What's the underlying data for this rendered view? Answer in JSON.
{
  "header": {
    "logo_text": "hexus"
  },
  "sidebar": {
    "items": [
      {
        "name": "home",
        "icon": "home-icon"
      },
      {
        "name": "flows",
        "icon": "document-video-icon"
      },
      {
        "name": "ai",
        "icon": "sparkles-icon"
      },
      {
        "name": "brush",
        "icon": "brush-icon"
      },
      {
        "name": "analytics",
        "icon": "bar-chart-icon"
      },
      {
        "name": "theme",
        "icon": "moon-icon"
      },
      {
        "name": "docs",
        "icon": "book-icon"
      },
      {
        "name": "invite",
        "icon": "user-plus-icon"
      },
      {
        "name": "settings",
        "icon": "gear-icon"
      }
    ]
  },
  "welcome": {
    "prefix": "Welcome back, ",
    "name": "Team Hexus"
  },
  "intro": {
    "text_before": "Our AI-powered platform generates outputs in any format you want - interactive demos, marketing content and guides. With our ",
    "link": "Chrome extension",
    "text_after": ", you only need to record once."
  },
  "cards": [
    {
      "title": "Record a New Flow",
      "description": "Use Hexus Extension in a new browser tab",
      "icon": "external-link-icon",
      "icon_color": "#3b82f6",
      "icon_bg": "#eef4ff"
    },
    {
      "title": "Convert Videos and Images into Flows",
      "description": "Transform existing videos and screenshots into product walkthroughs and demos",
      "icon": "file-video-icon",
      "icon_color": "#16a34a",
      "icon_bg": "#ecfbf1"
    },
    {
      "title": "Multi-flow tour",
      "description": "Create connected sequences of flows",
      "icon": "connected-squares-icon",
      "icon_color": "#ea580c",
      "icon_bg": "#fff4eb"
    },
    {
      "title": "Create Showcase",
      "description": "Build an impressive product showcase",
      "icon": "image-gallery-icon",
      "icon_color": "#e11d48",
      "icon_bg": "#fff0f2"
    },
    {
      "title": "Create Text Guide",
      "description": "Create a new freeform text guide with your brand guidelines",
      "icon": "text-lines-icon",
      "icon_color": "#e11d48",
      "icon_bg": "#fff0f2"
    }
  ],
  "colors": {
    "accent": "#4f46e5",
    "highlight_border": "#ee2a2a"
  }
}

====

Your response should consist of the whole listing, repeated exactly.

What's the underlying data for this rendered view? Answer in JSON.
{
  "header": {
    "logo_text": "hexus"
  },
  "sidebar": {
    "items": [
      {
        "name": "home",
        "icon": "home-icon"
      },
      {
        "name": "flows",
        "icon": "document-video-icon"
      },
      {
        "name": "ai",
        "icon": "sparkles-icon"
      },
      {
        "name": "brush",
        "icon": "brush-icon"
      },
      {
        "name": "analytics",
        "icon": "bar-chart-icon"
      },
      {
        "name": "theme",
        "icon": "moon-icon"
      },
      {
        "name": "docs",
        "icon": "book-icon"
      },
      {
        "name": "invite",
        "icon": "user-plus-icon"
      },
      {
        "name": "settings",
        "icon": "gear-icon"
      }
    ]
  },
  "welcome": {
    "prefix": "Welcome back, ",
    "name": "Team Hexus"
  },
  "intro": {
    "text_before": "Our AI-powered platform generates outputs in any format you want - interactive demos, marketing content and guides. With our ",
    "link": "Chrome extension",
    "text_after": ", you only need to record once."
  },
  "cards": [
    {
      "title": "Record a New Flow",
      "description": "Use Hexus Extension in a new browser tab",
      "icon": "external-link-icon",
      "icon_color": "#3b82f6",
      "icon_bg": "#eef4ff"
    },
    {
      "title": "Convert Videos and Images into Flows",
      "description": "Transform existing videos and screenshots into product walkthroughs and demos",
      "icon": "file-video-icon",
      "icon_color": "#16a34a",
      "icon_bg": "#ecfbf1"
    },
    {
      "title": "Multi-flow tour",
      "description": "Create connected sequences of flows",
      "icon": "connected-squares-icon",
      "icon_color": "#ea580c",
      "icon_bg": "#fff4eb"
    },
    {
      "title": "Create Showcase",
      "description": "Build an impressive product showcase",
      "icon": "image-gallery-icon",
      "icon_color": "#e11d48",
      "icon_bg": "#fff0f2"
    },
    {
      "title": "Create Text Guide",
      "description": "Create a new freeform text guide with your brand guidelines",
      "icon": "text-lines-icon",
      "icon_color": "#e11d48",
      "icon_bg": "#fff0f2"
    }
  ],
  "colors": {
    "accent": "#4f46e5",
    "highlight_border": "#ee2a2a"
  }
}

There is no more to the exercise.